The stock market’s long-term prospects have improved enough in recent months that they can now be graded as “average.”
That’s a lot better than what prevailed at the beginning of this year. In fact, given this year’s bear market, an “average” gain looks awfully attractive.
This upbeat assessment is based on where the market stands relative to its long-term trend. At its October low, it stood quite close to being on top of a trendline based on the stock market’s inflation-adjusted total return back to 1871.
That doesn’t guarantee that the stock market won’t go lower. As you can see from the accompanying chart, above, the market often, though not always, overshoots to the downside after occasions in which it previously was significantly above that trendline.
Still, it is a source of some solace that this trendline is no longer exerting a gravitational pull on the market. (Note from the chart that, given the rally over the last half of October, the market is now slightly above its trendline.

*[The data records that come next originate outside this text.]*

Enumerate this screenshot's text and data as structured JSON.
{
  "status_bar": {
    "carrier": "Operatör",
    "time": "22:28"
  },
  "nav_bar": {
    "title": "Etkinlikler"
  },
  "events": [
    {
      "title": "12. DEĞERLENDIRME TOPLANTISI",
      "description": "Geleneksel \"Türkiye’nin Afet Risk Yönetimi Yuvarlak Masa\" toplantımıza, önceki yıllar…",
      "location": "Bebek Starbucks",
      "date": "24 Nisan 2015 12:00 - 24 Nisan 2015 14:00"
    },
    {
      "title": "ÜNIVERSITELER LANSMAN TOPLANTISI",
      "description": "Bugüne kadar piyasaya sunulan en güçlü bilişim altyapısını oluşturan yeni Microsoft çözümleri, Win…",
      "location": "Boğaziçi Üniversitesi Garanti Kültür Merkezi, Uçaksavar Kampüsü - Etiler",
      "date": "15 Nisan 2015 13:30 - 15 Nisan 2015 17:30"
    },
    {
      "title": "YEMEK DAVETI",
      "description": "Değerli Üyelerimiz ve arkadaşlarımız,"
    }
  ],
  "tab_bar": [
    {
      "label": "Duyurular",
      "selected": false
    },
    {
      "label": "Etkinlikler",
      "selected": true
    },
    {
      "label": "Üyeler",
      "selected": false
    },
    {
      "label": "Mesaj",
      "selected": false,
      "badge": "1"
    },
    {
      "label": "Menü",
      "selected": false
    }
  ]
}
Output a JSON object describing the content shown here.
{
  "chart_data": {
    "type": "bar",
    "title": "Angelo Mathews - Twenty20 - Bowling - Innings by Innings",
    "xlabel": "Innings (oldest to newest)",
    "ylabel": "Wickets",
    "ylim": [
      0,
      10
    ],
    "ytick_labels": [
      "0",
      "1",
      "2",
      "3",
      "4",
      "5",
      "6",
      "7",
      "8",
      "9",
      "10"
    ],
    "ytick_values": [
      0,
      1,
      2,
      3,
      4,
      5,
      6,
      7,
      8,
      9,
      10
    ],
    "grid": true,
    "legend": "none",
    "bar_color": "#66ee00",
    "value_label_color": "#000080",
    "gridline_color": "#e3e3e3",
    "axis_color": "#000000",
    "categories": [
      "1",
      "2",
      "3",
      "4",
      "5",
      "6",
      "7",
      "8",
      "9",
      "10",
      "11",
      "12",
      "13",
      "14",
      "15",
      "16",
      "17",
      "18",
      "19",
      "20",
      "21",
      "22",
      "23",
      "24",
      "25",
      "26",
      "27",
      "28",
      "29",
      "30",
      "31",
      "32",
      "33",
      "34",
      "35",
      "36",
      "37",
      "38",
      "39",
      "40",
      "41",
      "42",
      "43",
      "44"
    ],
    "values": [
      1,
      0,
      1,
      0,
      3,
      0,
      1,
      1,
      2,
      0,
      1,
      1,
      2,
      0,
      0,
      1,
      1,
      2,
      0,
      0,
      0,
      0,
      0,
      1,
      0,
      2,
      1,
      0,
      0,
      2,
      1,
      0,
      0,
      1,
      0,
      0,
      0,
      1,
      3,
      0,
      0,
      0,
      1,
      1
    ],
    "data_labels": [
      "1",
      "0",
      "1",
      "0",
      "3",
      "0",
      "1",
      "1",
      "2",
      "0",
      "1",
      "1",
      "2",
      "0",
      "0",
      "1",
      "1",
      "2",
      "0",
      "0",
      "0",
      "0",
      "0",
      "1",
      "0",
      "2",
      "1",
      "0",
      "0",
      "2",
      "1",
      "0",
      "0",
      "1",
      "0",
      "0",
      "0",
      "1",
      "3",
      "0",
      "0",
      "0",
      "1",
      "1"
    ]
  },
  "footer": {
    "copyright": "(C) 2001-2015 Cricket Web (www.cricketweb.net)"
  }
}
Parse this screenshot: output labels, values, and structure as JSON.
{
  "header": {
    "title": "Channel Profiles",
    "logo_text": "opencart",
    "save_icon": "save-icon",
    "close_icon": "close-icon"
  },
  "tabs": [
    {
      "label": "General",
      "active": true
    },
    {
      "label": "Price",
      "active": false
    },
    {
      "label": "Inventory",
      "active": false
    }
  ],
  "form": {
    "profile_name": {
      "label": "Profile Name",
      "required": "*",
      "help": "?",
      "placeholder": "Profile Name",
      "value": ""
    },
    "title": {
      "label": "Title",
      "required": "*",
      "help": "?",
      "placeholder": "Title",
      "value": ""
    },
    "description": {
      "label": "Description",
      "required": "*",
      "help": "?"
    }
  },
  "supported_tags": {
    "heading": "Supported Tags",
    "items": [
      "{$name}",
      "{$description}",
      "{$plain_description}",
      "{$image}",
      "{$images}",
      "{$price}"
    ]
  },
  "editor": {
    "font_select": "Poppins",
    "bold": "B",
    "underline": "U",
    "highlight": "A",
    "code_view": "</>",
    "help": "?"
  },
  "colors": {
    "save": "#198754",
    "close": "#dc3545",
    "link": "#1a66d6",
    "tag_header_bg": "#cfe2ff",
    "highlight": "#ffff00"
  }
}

It was much closer to that trendline at its Oct. 12 low.)
Drawing trendlines is an art as much as science, which is one reason why I don’t include a trendline indicator in the table of valuation indicators that I present each month in this space. (For that information, see the table below.)
For example, if I had instead drawn the accompanying chart’s trendline based on the price-only version of the S&P 500
then the current market would be deemed more than double its long-term trendline — significantly overvalued, in other words, despite this year’s decline.
For what it’s worth, however, I do believe that the accompanying chart’s data series is the proper one to use to derive a trend. If this approach is to have any theoretical significance, the trendline must be based on the compensation that the capital markets provide for incurring risk. Adjusting for dividends and inflation must be part of that compensation.
What does it mean that this trendline analysis suggests that the stock market’s long-term prospects are now “average”?
Since 1871, according to data compiled by Yale University finance professor Robert Shiller, the stock market has produced a total return above inflation of 6.85% annualized. Insofar as the future is like the past, this suggests that equity positions established today will eventually — over the long term — beat inflation by a similar amount.
That’s definitely good news.
Valuations don’t support a new bull market
In the meantime, the table below shows how each of my eight valuation indicators stacks up against its historical range.
As you can see from the column comparing current valuations to those prevailing at the end of last year, today’s market valuations are significantly more attractive.
Beginning of year
Percentile since 2000 (100 most bearish)
Percentile since 1970 (100 most bearish)
Percentile since 1950 (100 most bearish)
Buffett ratio (Market cap/GDP )
Average household equity allocation
Mark Hulbert is a regular contributor to MarketWatch. His Hulbert Ratings tracks investment newsletters that pay a flat fee to be audited. He can be reached at email@example.com.